• EXERCISE PROMPT
Leave out the pictures, and copy exactly the lines from the line with "Give me the" through the last line of the data below.

• EXTRACTED MATERIAL

┌──

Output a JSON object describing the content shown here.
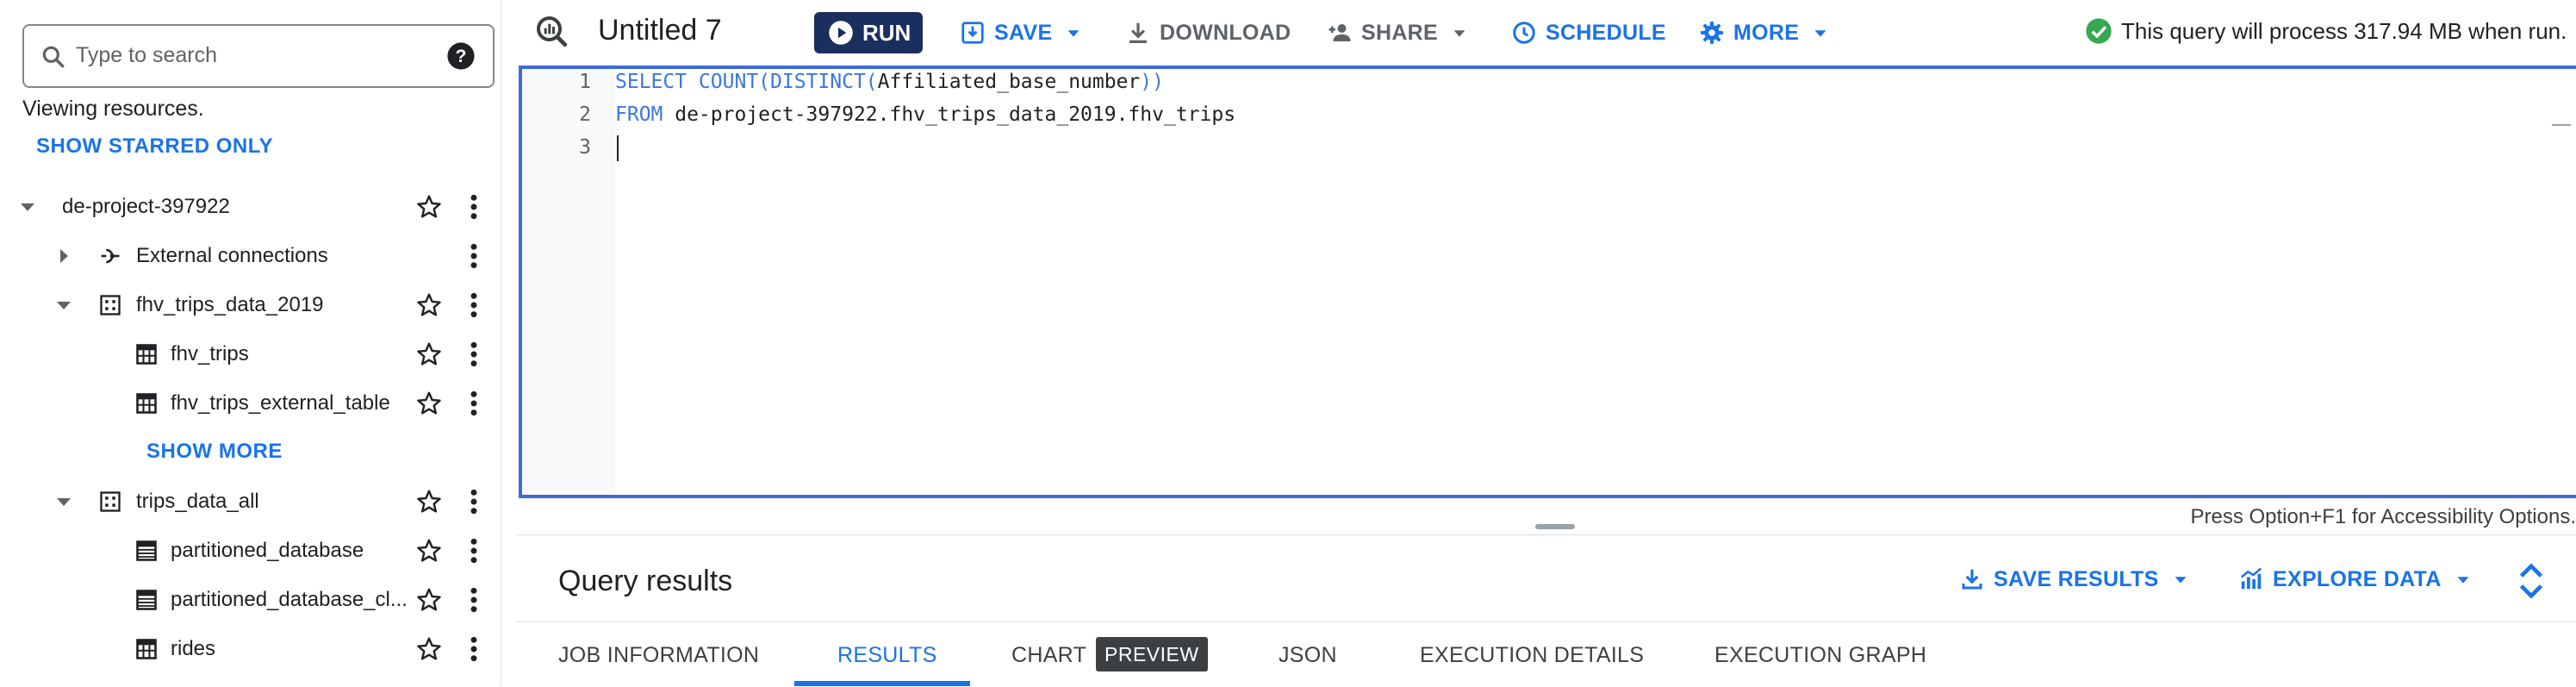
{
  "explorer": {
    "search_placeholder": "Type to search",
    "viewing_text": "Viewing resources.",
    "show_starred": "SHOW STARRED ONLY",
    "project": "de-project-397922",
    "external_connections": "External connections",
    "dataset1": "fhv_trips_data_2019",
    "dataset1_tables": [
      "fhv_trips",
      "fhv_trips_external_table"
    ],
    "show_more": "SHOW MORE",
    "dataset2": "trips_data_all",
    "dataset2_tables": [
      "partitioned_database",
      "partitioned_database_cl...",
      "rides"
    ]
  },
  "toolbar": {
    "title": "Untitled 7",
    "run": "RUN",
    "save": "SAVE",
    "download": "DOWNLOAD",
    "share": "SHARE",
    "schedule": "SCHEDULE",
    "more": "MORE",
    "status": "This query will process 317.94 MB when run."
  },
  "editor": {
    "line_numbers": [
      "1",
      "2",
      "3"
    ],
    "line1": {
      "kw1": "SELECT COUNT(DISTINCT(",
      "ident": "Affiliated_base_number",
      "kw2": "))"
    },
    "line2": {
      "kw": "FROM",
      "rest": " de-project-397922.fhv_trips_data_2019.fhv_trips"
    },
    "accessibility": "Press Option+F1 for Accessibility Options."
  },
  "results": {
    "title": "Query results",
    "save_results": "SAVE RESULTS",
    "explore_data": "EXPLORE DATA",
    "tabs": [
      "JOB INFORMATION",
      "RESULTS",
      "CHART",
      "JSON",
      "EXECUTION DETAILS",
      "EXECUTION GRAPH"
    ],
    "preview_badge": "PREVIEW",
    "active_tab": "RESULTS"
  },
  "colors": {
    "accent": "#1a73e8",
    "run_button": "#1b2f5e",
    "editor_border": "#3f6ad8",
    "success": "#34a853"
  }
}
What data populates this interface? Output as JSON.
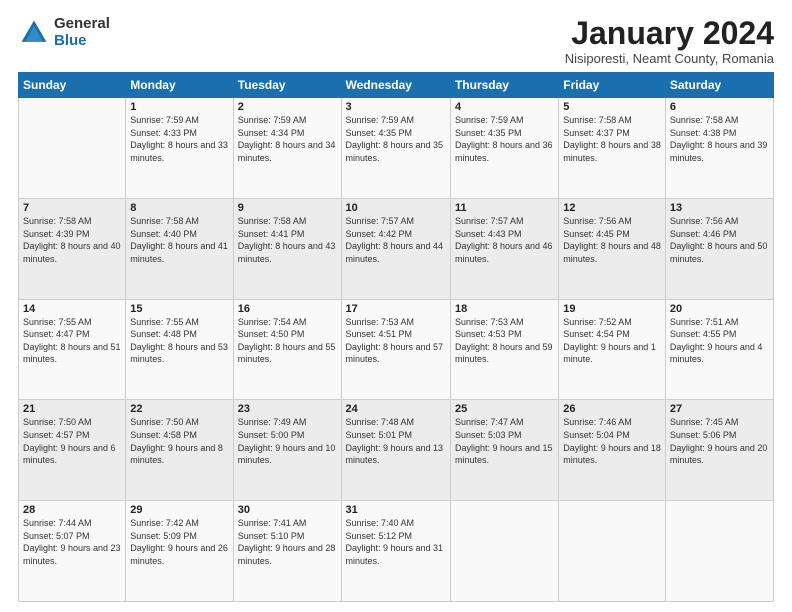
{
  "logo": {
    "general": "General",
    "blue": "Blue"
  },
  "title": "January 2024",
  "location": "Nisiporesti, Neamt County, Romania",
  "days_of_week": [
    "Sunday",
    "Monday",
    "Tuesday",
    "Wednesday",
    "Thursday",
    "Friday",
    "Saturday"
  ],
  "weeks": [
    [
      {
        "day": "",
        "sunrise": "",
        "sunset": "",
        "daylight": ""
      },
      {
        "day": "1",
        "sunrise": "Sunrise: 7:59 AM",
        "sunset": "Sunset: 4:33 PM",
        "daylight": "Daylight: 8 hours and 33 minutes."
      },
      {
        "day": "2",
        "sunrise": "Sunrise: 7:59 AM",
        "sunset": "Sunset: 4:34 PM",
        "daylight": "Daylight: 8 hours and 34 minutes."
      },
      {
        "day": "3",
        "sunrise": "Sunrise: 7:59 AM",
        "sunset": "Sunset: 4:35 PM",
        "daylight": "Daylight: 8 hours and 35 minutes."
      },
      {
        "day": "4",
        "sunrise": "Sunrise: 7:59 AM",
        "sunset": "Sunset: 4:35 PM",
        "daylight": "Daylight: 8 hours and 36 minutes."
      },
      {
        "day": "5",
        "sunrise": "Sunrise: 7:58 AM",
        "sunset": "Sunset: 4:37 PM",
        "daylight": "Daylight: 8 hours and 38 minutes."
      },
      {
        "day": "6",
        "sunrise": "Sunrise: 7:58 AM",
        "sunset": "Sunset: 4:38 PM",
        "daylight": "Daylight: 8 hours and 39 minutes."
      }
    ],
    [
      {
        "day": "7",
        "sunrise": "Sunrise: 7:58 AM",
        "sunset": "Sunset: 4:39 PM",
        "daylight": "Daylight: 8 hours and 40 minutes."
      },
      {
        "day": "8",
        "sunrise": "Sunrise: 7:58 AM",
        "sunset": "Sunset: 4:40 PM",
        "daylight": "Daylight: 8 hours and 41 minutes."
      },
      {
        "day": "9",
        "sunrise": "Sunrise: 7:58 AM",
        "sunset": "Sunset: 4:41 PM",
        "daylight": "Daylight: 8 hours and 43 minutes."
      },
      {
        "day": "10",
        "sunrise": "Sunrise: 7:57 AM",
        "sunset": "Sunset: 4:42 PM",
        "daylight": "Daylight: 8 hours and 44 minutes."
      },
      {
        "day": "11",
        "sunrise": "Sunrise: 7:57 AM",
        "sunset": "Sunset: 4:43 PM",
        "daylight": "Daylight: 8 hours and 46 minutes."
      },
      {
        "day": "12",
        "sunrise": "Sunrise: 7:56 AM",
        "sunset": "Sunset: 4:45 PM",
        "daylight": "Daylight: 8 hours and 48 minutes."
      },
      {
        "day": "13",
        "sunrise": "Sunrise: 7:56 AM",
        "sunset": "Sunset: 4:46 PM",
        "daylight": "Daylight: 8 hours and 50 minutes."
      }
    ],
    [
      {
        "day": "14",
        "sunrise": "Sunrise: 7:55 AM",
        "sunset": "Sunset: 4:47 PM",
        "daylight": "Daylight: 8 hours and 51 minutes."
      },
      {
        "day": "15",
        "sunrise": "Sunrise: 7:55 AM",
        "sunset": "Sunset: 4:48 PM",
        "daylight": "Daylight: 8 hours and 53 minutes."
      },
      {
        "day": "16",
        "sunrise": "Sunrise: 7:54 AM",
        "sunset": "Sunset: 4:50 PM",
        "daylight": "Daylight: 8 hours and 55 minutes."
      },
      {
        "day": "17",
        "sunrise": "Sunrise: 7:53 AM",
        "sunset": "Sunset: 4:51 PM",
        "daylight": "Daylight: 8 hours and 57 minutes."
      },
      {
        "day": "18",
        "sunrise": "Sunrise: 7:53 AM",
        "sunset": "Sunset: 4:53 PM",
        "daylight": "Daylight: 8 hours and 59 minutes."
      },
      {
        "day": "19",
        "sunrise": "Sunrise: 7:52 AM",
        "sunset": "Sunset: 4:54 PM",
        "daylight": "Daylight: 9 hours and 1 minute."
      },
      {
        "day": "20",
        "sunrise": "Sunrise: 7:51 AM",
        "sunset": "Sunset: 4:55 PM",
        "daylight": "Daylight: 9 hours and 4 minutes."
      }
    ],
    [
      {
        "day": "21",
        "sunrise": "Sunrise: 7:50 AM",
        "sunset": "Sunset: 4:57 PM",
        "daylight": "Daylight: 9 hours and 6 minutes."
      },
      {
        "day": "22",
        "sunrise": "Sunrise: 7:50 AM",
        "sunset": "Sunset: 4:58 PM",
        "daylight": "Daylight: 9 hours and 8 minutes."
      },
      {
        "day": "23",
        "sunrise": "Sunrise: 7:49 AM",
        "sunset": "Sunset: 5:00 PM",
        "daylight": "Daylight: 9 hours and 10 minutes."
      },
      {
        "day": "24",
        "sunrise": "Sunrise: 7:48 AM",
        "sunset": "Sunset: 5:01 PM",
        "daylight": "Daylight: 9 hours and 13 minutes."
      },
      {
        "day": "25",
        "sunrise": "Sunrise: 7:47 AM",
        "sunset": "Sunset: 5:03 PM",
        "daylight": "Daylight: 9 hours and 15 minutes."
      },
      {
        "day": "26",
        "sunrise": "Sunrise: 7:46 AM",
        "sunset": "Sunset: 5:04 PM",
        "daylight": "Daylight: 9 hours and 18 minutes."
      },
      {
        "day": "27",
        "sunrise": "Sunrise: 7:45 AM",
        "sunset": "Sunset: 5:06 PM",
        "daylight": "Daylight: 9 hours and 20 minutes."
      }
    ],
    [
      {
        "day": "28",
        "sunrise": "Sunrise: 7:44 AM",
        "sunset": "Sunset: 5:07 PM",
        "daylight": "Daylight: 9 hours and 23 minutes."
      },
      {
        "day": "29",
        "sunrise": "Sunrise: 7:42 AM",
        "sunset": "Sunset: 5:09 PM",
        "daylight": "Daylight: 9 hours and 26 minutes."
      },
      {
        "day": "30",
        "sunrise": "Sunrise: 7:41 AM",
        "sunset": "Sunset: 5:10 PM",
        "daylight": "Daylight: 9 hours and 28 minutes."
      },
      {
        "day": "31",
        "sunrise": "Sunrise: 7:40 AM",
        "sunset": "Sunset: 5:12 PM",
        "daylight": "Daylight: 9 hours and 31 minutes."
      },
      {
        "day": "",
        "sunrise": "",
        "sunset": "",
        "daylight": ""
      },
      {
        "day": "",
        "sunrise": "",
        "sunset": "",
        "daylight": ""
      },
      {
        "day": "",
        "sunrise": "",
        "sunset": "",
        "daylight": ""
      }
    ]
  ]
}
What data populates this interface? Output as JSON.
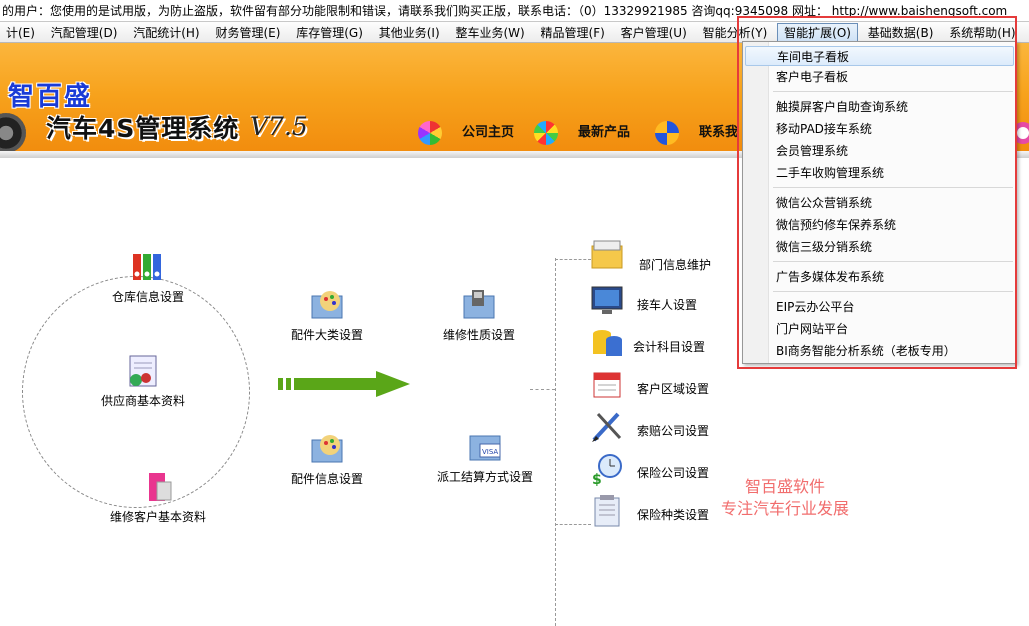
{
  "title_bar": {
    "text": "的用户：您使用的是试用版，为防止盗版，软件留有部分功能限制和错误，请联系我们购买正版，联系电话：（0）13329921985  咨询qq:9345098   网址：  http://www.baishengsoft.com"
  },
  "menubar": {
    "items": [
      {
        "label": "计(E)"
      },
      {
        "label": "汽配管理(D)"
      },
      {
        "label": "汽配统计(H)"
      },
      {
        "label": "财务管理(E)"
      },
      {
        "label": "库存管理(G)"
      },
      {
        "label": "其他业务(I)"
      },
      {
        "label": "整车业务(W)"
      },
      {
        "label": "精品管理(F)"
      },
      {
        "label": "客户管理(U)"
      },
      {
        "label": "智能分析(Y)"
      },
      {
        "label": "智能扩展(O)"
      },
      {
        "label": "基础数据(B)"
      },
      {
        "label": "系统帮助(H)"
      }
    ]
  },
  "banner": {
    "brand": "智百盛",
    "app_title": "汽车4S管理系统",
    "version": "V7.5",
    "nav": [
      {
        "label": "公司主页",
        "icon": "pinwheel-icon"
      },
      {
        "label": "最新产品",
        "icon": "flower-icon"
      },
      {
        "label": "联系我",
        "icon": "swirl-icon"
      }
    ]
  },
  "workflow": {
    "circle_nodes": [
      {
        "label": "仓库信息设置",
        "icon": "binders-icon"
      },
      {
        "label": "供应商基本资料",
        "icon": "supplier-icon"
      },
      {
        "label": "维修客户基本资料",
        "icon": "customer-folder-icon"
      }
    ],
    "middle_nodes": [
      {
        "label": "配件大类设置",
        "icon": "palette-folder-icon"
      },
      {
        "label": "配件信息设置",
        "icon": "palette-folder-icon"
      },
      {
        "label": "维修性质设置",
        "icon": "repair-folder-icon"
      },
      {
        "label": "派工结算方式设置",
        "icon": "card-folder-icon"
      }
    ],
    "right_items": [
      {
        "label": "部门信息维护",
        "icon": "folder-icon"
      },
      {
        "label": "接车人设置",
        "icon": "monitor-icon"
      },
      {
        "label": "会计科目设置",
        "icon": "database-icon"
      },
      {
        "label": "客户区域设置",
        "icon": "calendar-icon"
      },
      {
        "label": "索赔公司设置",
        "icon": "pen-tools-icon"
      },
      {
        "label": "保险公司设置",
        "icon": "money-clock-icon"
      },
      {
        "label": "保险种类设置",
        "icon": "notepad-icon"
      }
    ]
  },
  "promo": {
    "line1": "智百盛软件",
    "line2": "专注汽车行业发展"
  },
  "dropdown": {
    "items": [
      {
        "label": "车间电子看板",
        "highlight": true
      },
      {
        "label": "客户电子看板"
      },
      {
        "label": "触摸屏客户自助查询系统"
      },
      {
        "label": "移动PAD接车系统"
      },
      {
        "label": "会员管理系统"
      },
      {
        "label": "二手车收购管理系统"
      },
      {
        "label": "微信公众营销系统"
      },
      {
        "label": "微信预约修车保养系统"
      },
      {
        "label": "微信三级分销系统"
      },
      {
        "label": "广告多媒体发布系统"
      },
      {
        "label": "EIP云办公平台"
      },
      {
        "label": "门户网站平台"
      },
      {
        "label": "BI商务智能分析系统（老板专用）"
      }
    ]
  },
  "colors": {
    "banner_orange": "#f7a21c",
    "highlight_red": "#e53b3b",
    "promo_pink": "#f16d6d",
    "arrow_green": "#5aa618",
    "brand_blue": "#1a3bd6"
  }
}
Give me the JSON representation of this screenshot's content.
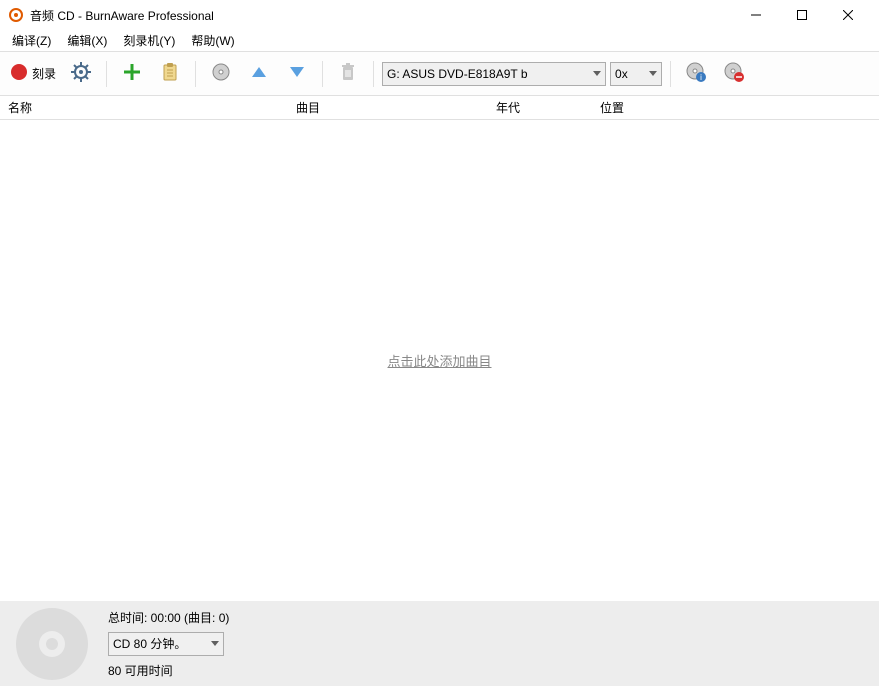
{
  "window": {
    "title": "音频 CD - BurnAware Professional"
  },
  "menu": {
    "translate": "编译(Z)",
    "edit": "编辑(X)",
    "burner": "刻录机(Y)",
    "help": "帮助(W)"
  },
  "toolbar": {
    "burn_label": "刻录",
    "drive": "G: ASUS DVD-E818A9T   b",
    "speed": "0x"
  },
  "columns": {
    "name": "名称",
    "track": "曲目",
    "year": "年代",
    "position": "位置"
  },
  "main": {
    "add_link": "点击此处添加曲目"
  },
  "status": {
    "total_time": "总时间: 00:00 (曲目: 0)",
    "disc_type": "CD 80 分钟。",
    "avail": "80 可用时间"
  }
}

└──

• EXERCISE OUTPUT
Give me the JSON representation of this screenshot's content.
{
  "window": {
    "title": "音频 CD - BurnAware Professional"
  },
  "menu": {
    "translate": "编译(Z)",
    "edit": "编辑(X)",
    "burner": "刻录机(Y)",
    "help": "帮助(W)"
  },
  "toolbar": {
    "burn_label": "刻录",
    "drive": "G: ASUS DVD-E818A9T   b",
    "speed": "0x"
  },
  "columns": {
    "name": "名称",
    "track": "曲目",
    "year": "年代",
    "position": "位置"
  },
  "main": {
    "add_link": "点击此处添加曲目"
  },
  "status": {
    "total_time": "总时间: 00:00 (曲目: 0)",
    "disc_type": "CD 80 分钟。",
    "avail": "80 可用时间"
  }
}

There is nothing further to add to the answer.